▸ **Exercise aim**: Determine the count of lines containing "Magnitude" in the entries below and return only that figure.

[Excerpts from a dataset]
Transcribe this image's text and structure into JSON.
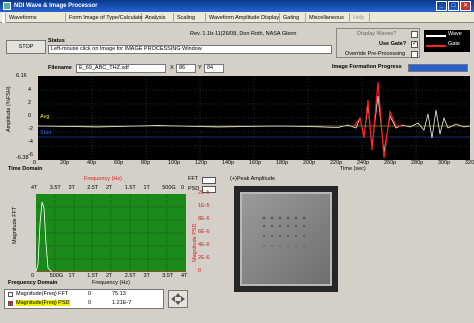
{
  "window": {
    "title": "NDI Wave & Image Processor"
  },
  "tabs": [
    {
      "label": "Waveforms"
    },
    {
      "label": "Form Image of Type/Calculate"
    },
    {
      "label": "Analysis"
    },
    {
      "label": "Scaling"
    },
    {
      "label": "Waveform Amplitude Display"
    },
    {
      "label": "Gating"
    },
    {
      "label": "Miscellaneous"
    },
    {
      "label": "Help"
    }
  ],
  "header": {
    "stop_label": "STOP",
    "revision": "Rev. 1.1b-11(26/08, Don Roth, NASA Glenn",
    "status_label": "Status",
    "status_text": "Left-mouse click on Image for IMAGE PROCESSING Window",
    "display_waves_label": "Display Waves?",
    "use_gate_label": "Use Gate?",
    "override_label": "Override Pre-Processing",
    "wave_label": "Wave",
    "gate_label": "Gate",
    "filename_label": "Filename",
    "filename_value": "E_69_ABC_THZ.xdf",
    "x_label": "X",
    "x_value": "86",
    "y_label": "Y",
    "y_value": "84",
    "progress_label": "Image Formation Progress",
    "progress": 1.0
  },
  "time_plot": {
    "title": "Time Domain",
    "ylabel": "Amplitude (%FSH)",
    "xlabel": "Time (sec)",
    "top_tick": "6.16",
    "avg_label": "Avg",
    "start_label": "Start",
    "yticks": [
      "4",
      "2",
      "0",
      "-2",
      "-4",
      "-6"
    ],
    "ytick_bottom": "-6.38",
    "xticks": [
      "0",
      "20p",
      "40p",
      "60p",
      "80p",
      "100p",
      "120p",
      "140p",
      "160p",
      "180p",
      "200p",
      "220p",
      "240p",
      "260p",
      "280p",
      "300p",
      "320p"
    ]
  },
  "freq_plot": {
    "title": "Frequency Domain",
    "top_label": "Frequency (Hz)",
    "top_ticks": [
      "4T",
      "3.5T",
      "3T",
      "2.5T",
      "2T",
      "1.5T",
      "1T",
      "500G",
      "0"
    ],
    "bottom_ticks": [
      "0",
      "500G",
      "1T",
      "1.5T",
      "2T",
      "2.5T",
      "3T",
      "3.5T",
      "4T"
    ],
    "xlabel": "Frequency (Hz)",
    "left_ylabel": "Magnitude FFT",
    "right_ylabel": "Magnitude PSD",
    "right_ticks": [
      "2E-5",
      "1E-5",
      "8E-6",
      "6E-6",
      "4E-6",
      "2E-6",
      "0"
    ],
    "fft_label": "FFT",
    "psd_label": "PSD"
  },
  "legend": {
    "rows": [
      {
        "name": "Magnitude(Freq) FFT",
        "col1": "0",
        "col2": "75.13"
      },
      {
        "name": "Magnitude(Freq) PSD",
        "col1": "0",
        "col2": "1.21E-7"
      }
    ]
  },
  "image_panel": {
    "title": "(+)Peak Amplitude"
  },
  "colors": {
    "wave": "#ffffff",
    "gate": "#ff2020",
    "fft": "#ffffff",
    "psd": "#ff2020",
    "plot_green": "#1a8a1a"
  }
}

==

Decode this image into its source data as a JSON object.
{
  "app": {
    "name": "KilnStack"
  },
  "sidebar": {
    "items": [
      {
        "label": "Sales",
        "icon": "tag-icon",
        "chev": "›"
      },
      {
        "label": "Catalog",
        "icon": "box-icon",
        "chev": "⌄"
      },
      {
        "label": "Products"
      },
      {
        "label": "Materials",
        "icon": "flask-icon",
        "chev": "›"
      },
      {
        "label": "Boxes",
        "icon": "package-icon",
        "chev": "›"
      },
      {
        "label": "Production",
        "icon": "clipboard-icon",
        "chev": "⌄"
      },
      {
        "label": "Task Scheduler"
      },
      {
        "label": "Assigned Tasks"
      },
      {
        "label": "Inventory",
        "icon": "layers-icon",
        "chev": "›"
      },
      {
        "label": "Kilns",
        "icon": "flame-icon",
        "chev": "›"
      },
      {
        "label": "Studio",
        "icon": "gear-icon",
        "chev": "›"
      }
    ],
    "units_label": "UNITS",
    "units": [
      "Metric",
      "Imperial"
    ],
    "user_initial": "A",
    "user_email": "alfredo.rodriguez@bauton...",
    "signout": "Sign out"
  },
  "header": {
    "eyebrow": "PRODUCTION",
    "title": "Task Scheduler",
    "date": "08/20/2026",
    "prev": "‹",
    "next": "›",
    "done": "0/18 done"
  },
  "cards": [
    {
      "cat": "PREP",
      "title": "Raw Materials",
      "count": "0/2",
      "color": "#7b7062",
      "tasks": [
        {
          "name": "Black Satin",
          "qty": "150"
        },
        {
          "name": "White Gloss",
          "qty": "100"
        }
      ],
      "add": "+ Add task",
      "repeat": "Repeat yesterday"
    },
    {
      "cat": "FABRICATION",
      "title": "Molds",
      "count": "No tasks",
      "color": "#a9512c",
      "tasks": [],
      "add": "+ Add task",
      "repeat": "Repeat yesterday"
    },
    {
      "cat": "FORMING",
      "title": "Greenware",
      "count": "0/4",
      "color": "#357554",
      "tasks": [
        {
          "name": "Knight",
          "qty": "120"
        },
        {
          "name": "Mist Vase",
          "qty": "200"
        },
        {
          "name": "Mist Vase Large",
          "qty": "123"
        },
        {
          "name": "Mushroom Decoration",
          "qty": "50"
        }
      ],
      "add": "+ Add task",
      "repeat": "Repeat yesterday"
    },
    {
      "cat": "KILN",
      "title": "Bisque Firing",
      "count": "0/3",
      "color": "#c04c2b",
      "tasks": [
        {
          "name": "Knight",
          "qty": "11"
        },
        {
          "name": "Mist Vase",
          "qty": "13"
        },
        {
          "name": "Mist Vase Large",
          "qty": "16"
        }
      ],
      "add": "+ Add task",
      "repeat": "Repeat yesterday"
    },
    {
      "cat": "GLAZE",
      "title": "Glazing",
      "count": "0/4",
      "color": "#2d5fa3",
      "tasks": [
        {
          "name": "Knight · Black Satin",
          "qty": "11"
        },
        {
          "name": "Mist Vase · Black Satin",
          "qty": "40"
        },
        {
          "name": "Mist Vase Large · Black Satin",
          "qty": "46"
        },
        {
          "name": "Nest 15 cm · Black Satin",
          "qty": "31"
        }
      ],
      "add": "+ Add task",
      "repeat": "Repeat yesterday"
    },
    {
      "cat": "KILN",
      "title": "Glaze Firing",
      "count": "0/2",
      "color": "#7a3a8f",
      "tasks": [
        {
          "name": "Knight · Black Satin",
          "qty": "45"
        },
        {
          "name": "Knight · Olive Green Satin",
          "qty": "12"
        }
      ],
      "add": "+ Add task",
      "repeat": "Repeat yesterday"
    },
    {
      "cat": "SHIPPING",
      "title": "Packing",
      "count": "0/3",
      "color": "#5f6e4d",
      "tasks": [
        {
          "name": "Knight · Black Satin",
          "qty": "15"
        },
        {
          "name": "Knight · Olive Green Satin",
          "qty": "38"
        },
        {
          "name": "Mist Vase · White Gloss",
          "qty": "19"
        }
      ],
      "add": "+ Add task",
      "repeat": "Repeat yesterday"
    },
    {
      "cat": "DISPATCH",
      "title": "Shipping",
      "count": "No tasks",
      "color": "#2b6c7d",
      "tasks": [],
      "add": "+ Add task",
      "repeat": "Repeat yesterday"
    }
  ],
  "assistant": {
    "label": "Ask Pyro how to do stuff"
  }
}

▸ **Completed task**: 4